━━━━━ DATA FOR REVIEW ━━━━━

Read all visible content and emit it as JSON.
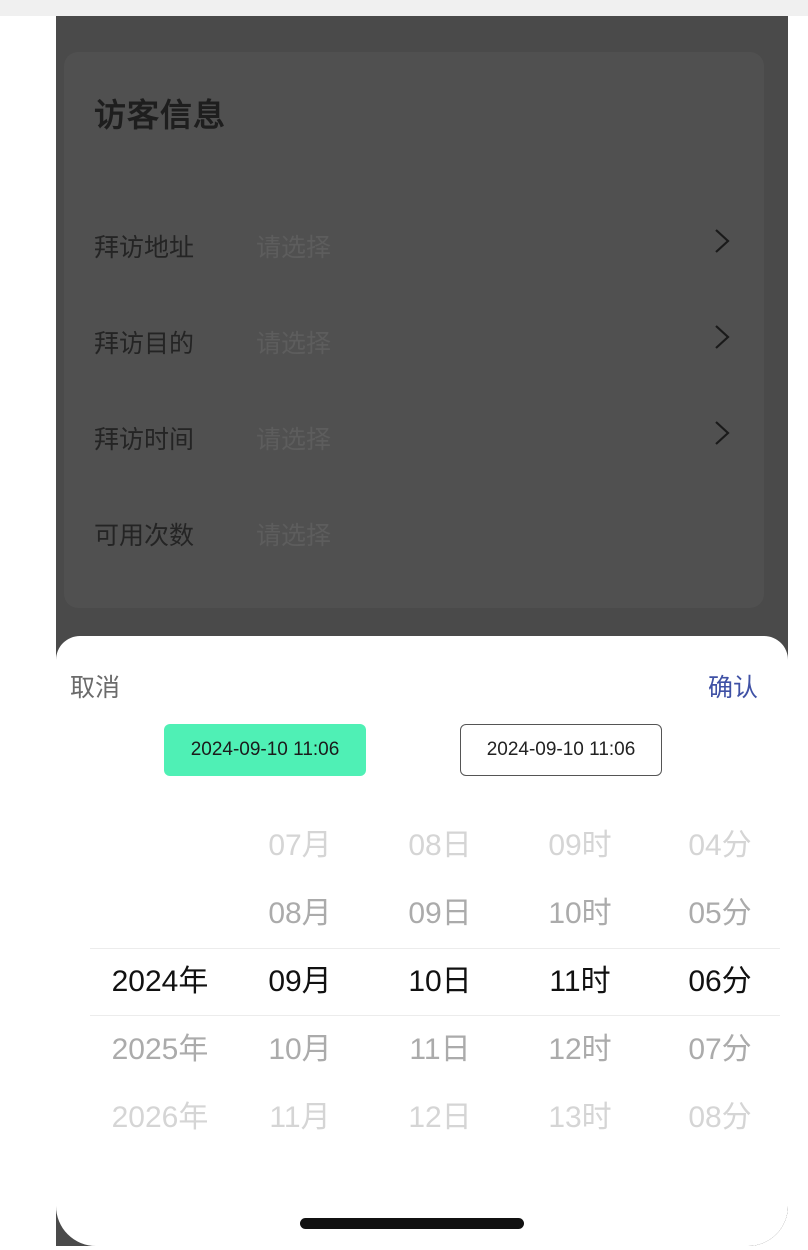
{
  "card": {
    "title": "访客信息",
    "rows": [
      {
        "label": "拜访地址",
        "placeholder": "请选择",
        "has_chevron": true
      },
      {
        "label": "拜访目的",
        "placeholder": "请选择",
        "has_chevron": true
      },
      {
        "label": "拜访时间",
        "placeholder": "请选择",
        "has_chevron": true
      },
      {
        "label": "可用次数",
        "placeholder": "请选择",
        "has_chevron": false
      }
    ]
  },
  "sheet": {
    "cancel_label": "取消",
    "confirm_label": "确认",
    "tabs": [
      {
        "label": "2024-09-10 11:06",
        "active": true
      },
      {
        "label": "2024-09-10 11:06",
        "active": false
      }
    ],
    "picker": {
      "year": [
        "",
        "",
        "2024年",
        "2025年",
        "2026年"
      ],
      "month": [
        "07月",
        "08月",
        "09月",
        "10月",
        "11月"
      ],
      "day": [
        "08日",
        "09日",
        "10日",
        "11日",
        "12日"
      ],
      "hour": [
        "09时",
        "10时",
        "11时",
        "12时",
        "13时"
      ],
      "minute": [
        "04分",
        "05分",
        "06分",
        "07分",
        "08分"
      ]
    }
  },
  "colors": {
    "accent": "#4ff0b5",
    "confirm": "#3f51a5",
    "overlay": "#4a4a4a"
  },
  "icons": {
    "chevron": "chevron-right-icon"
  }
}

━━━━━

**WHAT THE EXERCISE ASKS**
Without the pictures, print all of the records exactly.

**COMPLETED EXERCISE**
Read all visible content and emit it as JSON.
{
  "card": {
    "title": "访客信息",
    "rows": [
      {
        "label": "拜访地址",
        "placeholder": "请选择",
        "has_chevron": true
      },
      {
        "label": "拜访目的",
        "placeholder": "请选择",
        "has_chevron": true
      },
      {
        "label": "拜访时间",
        "placeholder": "请选择",
        "has_chevron": true
      },
      {
        "label": "可用次数",
        "placeholder": "请选择",
        "has_chevron": false
      }
    ]
  },
  "sheet": {
    "cancel_label": "取消",
    "confirm_label": "确认",
    "tabs": [
      {
        "label": "2024-09-10 11:06",
        "active": true
      },
      {
        "label": "2024-09-10 11:06",
        "active": false
      }
    ],
    "picker": {
      "year": [
        "",
        "",
        "2024年",
        "2025年",
        "2026年"
      ],
      "month": [
        "07月",
        "08月",
        "09月",
        "10月",
        "11月"
      ],
      "day": [
        "08日",
        "09日",
        "10日",
        "11日",
        "12日"
      ],
      "hour": [
        "09时",
        "10时",
        "11时",
        "12时",
        "13时"
      ],
      "minute": [
        "04分",
        "05分",
        "06分",
        "07分",
        "08分"
      ]
    }
  },
  "colors": {
    "accent": "#4ff0b5",
    "confirm": "#3f51a5",
    "overlay": "#4a4a4a"
  },
  "icons": {
    "chevron": "chevron-right-icon"
  }
}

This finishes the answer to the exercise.